I support peace. I support a two-state solution. As anti-Semitism rears its ugly head again across the West, I absolutely support the need for a Jewish homeland. But the Palestinian people are languishing—their children fed hate and incitement against their Jewish neighbours—and continually reject offers of peace. They name their schools after terrorists. Their curriculum and school textbooks glorify suicide bombing and incite children to hate their neighbours.
Does my noble friend agree with me that, unless and until we can create an environment of acceptance, the prospects for peace—from whichever plan or quarter they may come—are vanishingly small? Israel has shown itself willing to withdraw from settlements in the hope of peace, but the evacuation of Gaza led to an intensification of violence, incitement, rocket attacks and terror tunnels.
These United States plans are a catalyst for restarting discussions, not a final version. They are aimed at promoting peaceful coexistence, but trust has broken down. Trust in a partnership for peace needs to be rebuilt, but we also need a home for the Jewish people after millennia of prejudice, oppression and death. As we recall the liberation of concentration camp prisoners just 75 years ago—still within the lifetime of survivors who had nowhere to run to, no country they could call home—the Jewish state is absolutely vital. Every piece of this land has been fought for with huge sacrifices.
Israel’s Palestinian neighbours have not shown that they want a smaller Israel; they seem to want no Israel. There were no settlements in 1948, 1967 or 1973. The problem was not where its borders lie but that it has any borders. As so often in our history, it feels as if the aim is erasing the Jewish state and its people. Yes, criticisms can be levelled at the Israeli Government, as at any country’s Government—I am not by any means claiming that the Israeli Government are perfect—but rewarding Palestinian intransigence has not brought peace. The Palestinians keep falling further behind. Are we really serving them well by encouraging unrealistic positions such as the right of return or even a return to exactly the pre-1967 borders, which proved so impossible to defend?

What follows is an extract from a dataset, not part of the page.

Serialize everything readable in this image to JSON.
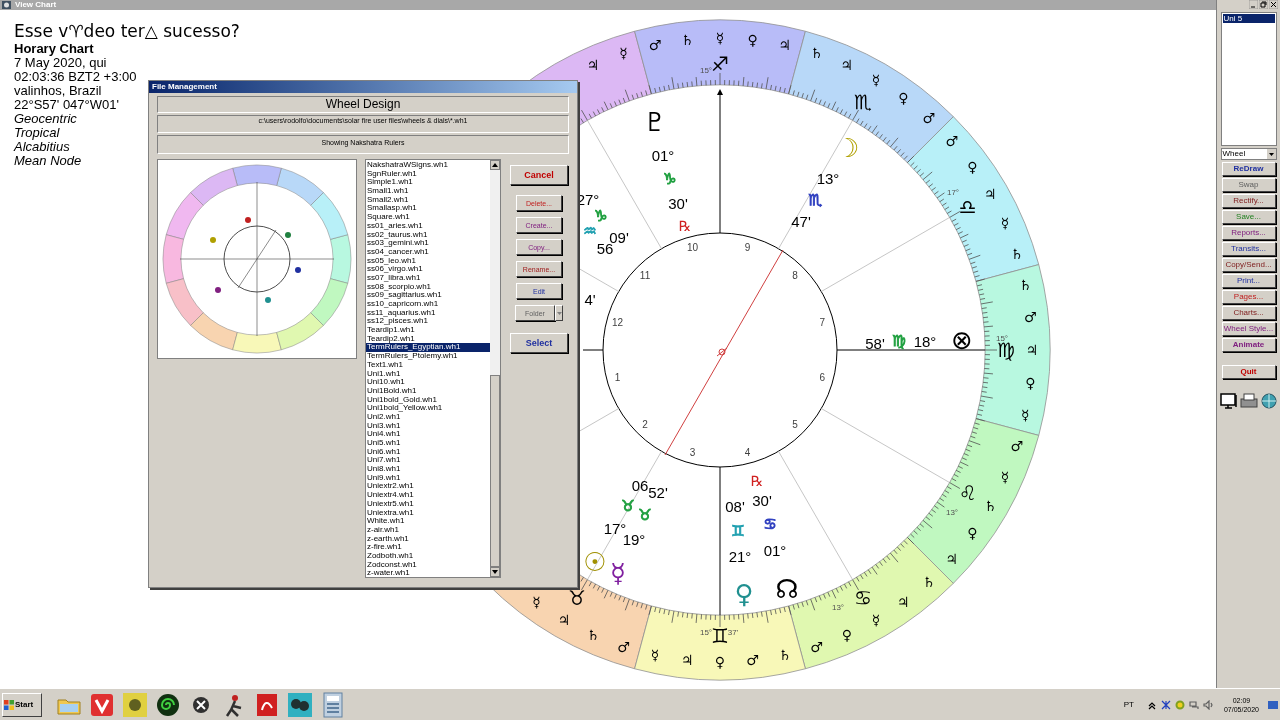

Israel was built by refugees. Many of those Jews were thrown out of neighbouring lands because of their religion—these were not just refugees from Europe—but they had somewhere to go. I therefore implore the Palestinians to be a partner for peace in the Middle East. The Israeli people want to live in peace. They do not want to dominate the Palestinians. They, and I, respect a Palestinian right to a state, but it must be in peaceful coexistence with an Israeli state.